RECORDS PROVIDED:
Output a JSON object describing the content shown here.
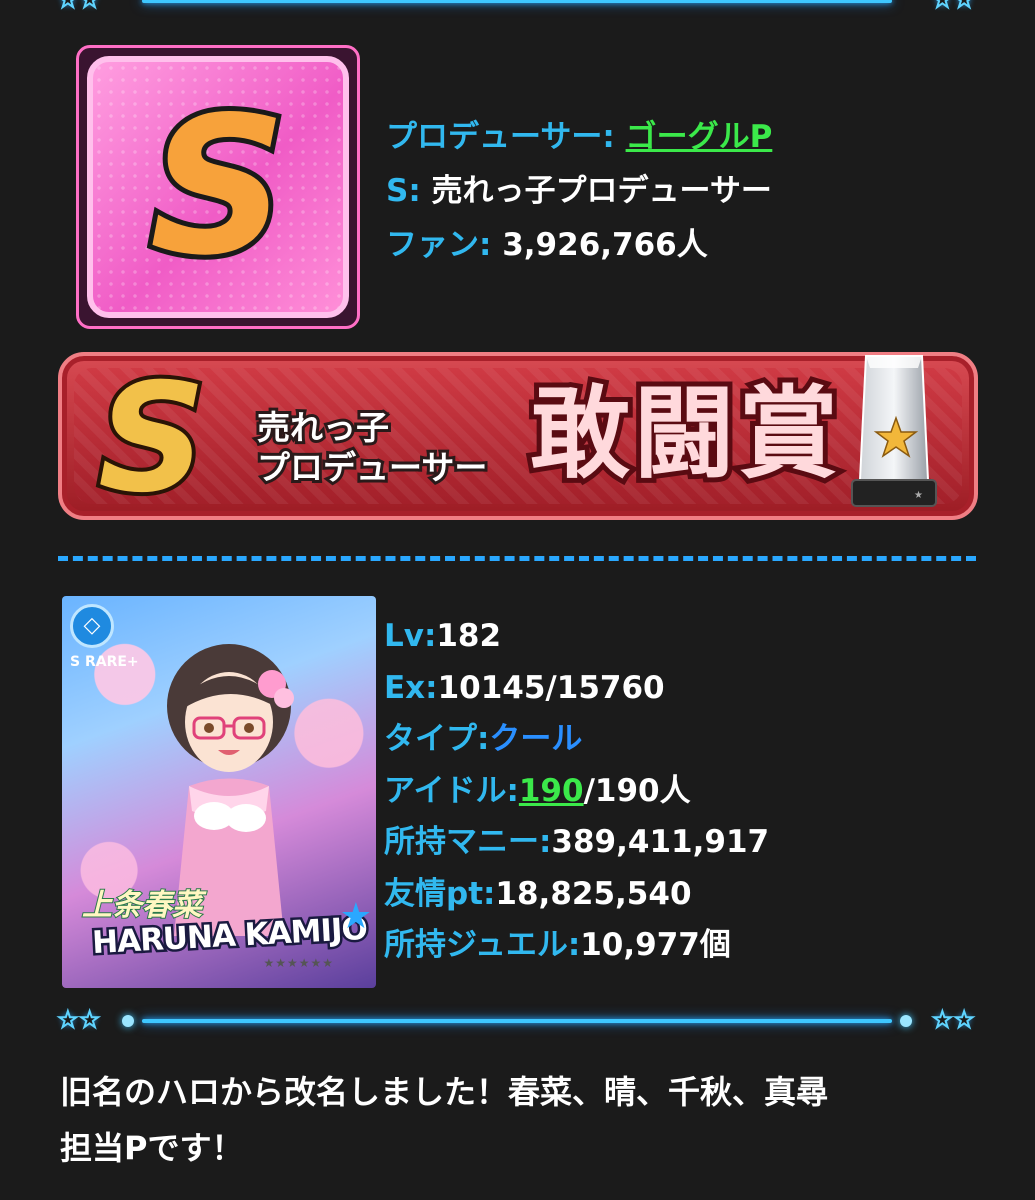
{
  "profile": {
    "producer_label": "プロデューサー:",
    "producer_name": "ゴーグルP",
    "rank_label": "S:",
    "rank_title": "売れっ子プロデューサー",
    "fans_label": "ファン:",
    "fans_value": "3,926,766人",
    "rank_letter": "S"
  },
  "award_banner": {
    "rank_letter": "S",
    "subtitle_line1": "売れっ子",
    "subtitle_line2": "プロデューサー",
    "award_name": "敢闘賞"
  },
  "idol_card": {
    "rarity": "S RARE+",
    "name_jp": "上条春菜",
    "name_en": "HARUNA KAMIJO"
  },
  "stats": {
    "lv_label": "Lv:",
    "lv_value": "182",
    "ex_label": "Ex:",
    "ex_value": "10145/15760",
    "type_label": "タイプ:",
    "type_value": "クール",
    "idol_label": "アイドル:",
    "idol_count": "190",
    "idol_total": "/190人",
    "money_label": "所持マニー:",
    "money_value": "389,411,917",
    "friend_label": "友情pt:",
    "friend_value": "18,825,540",
    "jewel_label": "所持ジュエル:",
    "jewel_value": "10,977個"
  },
  "bio": {
    "line1": "旧名のハロから改名しました！春菜、晴、千秋、真尋",
    "line2": "担当Pです！"
  },
  "colors": {
    "label_blue": "#31b8ef",
    "link_green": "#3be94a",
    "cool_blue": "#2a8fff",
    "background": "#1b1b1b"
  }
}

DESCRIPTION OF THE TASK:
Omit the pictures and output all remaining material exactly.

ANSWER TO THIS EXERCISE:
Output a JSON object describing the content shown here.
{
  "profile": {
    "producer_label": "プロデューサー:",
    "producer_name": "ゴーグルP",
    "rank_label": "S:",
    "rank_title": "売れっ子プロデューサー",
    "fans_label": "ファン:",
    "fans_value": "3,926,766人",
    "rank_letter": "S"
  },
  "award_banner": {
    "rank_letter": "S",
    "subtitle_line1": "売れっ子",
    "subtitle_line2": "プロデューサー",
    "award_name": "敢闘賞"
  },
  "idol_card": {
    "rarity": "S RARE+",
    "name_jp": "上条春菜",
    "name_en": "HARUNA KAMIJO"
  },
  "stats": {
    "lv_label": "Lv:",
    "lv_value": "182",
    "ex_label": "Ex:",
    "ex_value": "10145/15760",
    "type_label": "タイプ:",
    "type_value": "クール",
    "idol_label": "アイドル:",
    "idol_count": "190",
    "idol_total": "/190人",
    "money_label": "所持マニー:",
    "money_value": "389,411,917",
    "friend_label": "友情pt:",
    "friend_value": "18,825,540",
    "jewel_label": "所持ジュエル:",
    "jewel_value": "10,977個"
  },
  "bio": {
    "line1": "旧名のハロから改名しました！春菜、晴、千秋、真尋",
    "line2": "担当Pです！"
  },
  "colors": {
    "label_blue": "#31b8ef",
    "link_green": "#3be94a",
    "cool_blue": "#2a8fff",
    "background": "#1b1b1b"
  }
}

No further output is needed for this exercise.